■ **Activity**: In the entries below, find each line with the word "count" and pull it out.

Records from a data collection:
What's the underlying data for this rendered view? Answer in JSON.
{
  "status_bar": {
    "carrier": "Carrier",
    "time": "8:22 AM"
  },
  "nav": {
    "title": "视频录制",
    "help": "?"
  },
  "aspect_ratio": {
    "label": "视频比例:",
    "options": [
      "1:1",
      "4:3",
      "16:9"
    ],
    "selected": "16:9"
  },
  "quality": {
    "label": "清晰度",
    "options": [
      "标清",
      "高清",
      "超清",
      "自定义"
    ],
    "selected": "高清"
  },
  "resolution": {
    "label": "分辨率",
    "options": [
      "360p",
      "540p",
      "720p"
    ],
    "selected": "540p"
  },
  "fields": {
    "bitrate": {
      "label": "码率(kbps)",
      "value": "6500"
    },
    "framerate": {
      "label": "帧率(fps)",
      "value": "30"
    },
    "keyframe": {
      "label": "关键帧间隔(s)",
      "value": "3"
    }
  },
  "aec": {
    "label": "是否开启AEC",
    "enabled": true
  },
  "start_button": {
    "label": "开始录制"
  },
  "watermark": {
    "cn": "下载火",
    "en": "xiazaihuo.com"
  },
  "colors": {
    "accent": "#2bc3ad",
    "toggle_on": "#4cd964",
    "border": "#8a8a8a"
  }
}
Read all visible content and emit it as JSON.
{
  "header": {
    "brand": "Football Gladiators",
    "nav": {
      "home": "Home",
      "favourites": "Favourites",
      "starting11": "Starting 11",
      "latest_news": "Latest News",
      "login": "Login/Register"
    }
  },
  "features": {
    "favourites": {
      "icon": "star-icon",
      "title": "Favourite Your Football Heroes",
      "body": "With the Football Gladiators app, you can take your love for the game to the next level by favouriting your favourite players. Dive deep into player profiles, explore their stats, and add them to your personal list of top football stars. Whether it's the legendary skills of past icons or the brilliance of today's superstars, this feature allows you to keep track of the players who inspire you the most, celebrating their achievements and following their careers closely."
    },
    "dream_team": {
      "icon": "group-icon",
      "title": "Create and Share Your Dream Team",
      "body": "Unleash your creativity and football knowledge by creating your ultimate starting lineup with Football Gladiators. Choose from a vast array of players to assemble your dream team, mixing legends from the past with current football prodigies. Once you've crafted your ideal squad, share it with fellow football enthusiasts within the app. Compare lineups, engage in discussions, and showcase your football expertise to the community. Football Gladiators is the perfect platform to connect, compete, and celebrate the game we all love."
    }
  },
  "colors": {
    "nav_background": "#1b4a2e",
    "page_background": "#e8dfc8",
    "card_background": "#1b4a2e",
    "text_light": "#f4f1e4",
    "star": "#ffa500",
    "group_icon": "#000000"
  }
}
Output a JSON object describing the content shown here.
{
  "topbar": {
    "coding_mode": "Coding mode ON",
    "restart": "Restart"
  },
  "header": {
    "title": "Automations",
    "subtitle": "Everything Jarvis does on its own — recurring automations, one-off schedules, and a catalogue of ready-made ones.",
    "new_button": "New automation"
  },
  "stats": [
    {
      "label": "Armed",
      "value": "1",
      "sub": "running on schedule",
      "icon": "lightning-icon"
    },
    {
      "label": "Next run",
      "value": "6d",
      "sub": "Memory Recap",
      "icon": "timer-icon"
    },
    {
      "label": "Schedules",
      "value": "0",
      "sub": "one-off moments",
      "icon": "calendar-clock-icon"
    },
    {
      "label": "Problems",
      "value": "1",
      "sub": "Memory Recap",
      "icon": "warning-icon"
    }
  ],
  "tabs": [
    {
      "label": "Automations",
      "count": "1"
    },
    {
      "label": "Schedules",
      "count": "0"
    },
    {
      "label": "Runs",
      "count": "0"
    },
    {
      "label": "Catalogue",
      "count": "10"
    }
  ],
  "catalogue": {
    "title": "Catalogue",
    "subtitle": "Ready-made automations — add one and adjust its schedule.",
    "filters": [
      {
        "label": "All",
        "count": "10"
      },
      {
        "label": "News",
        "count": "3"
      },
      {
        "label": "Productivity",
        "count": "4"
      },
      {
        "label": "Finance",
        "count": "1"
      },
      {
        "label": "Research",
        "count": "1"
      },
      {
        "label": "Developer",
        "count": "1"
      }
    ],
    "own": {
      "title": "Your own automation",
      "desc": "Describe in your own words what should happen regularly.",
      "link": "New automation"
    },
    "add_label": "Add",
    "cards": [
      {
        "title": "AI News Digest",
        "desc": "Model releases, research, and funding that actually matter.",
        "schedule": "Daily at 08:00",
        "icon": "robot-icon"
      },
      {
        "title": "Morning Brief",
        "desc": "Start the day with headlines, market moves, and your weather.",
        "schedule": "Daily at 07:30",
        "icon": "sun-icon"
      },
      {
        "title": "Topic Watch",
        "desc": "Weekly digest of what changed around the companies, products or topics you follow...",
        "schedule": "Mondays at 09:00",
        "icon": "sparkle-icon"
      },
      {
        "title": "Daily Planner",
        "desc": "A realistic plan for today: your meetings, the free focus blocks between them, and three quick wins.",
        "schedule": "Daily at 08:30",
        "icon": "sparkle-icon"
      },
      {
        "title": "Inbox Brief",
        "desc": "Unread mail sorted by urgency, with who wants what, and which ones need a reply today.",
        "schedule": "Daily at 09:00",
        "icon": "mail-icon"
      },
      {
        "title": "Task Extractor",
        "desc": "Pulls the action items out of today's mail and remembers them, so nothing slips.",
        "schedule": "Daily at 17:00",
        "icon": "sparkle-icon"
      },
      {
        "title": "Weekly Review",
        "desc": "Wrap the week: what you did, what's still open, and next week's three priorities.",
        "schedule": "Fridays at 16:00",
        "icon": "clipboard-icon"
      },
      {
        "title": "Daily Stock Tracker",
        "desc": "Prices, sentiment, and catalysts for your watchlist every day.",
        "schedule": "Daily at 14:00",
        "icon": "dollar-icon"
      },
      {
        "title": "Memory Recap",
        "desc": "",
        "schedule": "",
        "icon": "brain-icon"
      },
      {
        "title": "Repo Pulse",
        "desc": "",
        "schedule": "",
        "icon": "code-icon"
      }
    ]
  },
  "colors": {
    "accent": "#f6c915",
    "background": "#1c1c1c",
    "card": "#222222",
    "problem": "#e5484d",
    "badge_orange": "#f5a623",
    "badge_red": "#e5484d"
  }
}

■ **Expected answer**:
      "count": "1"
      "count": "0"
      "count": "0"
      "count": "10"
        "count": "10"
        "count": "3"
        "count": "4"
        "count": "1"
        "count": "1"
        "count": "1"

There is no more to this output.